documentation of esophagocologastrostomy (using the colon
to replace the esophagus) before 1950.
The pieces of colon that were used right colon, transversecolon
and left colon. In 1951 Dr. Rudler wrote about 28 cases
using the colon and there were 8 deaths and the out of the
20 who lived 13 had leaks at the anastamosis site.
Dr. Lemaire and Orsoni were some of the
first surgeons to write about using the descending colon
and the transverse colon along with where it was places
through the posterior mediastinal and substernal passage
Dr. Robin and Goligher studied the writings
of different surgeons and the ways reconstructive surgery
was done in 1954. They believed that the left colon was
the best organ suited to replace the esophagus and the pharynx
after the surgical removal of the pharynx. Many other surgeons
after much experience wrote later that either the right
colon or left colon was a good choice.
Dr. Belsey felt that the left colon was a better substitute
mainly because it had a better blood supply and it had a
smaller diameter to attach to the esophageal stub.
This is a short history of esophageal replacement.
There were many other doctors who contributed much to the
history and it is not intentional on my part to exclude
them. I just don't know how much people want to know or
are willing to read. I want those surgeons that I did not
include to know that I am so grateful for their work and
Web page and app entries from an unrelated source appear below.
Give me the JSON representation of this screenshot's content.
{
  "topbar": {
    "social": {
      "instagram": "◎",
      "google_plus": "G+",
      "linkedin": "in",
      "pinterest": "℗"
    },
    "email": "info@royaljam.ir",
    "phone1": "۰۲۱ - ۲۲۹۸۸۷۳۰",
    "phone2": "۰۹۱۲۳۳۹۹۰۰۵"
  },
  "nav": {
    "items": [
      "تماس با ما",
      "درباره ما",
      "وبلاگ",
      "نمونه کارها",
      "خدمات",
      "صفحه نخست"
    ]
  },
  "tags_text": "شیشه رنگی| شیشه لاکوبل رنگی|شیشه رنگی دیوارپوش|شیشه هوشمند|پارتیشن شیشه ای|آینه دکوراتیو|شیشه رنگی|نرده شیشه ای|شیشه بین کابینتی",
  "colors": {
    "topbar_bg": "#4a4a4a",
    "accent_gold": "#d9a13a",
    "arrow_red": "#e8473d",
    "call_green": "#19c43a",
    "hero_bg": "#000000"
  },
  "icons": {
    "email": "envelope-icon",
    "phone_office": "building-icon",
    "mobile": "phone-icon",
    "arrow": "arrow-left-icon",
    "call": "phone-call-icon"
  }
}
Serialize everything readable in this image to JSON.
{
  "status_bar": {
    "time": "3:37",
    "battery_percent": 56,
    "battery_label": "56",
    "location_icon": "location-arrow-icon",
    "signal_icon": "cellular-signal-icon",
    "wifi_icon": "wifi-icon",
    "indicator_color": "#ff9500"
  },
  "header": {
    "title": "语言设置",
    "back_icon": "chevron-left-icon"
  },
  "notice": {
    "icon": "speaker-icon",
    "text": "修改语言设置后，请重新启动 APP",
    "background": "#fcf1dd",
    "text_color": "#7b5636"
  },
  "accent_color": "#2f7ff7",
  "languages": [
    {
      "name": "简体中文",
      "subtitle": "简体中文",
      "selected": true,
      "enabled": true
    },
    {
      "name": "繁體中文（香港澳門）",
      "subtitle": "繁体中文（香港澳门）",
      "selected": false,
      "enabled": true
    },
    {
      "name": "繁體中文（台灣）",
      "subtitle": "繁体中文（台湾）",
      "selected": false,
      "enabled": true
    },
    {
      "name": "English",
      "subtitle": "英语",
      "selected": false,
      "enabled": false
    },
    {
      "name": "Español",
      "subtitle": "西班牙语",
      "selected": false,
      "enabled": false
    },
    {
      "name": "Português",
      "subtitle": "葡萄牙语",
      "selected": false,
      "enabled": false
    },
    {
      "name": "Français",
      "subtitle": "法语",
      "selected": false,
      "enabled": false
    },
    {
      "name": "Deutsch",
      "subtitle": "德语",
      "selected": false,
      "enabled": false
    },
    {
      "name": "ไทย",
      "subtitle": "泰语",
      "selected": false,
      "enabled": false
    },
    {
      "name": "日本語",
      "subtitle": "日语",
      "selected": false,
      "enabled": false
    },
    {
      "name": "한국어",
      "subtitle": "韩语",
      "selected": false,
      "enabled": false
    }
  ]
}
it has been a tremendous learning experience for me to read
their contributions by the papers they wrote about and present
to the many journals.